START DATA TO USE
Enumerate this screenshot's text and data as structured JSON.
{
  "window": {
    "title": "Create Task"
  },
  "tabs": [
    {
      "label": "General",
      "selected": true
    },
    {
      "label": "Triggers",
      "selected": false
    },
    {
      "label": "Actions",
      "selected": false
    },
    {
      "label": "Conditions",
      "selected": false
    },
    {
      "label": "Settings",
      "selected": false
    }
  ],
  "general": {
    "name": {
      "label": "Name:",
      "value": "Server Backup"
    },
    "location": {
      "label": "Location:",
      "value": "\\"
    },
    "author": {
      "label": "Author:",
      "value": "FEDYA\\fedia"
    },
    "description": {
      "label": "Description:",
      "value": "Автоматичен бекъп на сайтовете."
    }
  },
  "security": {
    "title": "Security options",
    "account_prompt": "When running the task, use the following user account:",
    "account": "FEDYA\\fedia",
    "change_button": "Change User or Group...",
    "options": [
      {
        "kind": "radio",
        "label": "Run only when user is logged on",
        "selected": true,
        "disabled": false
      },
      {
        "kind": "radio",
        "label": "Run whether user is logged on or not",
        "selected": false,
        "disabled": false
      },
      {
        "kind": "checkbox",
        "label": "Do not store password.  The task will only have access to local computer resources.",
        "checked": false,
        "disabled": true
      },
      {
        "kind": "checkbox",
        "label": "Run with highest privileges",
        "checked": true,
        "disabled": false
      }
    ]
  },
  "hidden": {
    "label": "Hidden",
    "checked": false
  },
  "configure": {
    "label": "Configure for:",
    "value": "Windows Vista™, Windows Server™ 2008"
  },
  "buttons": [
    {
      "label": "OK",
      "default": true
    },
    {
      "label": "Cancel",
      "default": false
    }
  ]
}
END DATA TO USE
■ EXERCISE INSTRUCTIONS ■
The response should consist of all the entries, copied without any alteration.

■ EXERCISE OUTPUT ■
Enumerate this screenshot's text and data as structured JSON.
{
  "window": {
    "title": "Create Task"
  },
  "tabs": [
    {
      "label": "General",
      "selected": true
    },
    {
      "label": "Triggers",
      "selected": false
    },
    {
      "label": "Actions",
      "selected": false
    },
    {
      "label": "Conditions",
      "selected": false
    },
    {
      "label": "Settings",
      "selected": false
    }
  ],
  "general": {
    "name": {
      "label": "Name:",
      "value": "Server Backup"
    },
    "location": {
      "label": "Location:",
      "value": "\\"
    },
    "author": {
      "label": "Author:",
      "value": "FEDYA\\fedia"
    },
    "description": {
      "label": "Description:",
      "value": "Автоматичен бекъп на сайтовете."
    }
  },
  "security": {
    "title": "Security options",
    "account_prompt": "When running the task, use the following user account:",
    "account": "FEDYA\\fedia",
    "change_button": "Change User or Group...",
    "options": [
      {
        "kind": "radio",
        "label": "Run only when user is logged on",
        "selected": true,
        "disabled": false
      },
      {
        "kind": "radio",
        "label": "Run whether user is logged on or not",
        "selected": false,
        "disabled": false
      },
      {
        "kind": "checkbox",
        "label": "Do not store password.  The task will only have access to local computer resources.",
        "checked": false,
        "disabled": true
      },
      {
        "kind": "checkbox",
        "label": "Run with highest privileges",
        "checked": true,
        "disabled": false
      }
    ]
  },
  "hidden": {
    "label": "Hidden",
    "checked": false
  },
  "configure": {
    "label": "Configure for:",
    "value": "Windows Vista™, Windows Server™ 2008"
  },
  "buttons": [
    {
      "label": "OK",
      "default": true
    },
    {
      "label": "Cancel",
      "default": false
    }
  ]
}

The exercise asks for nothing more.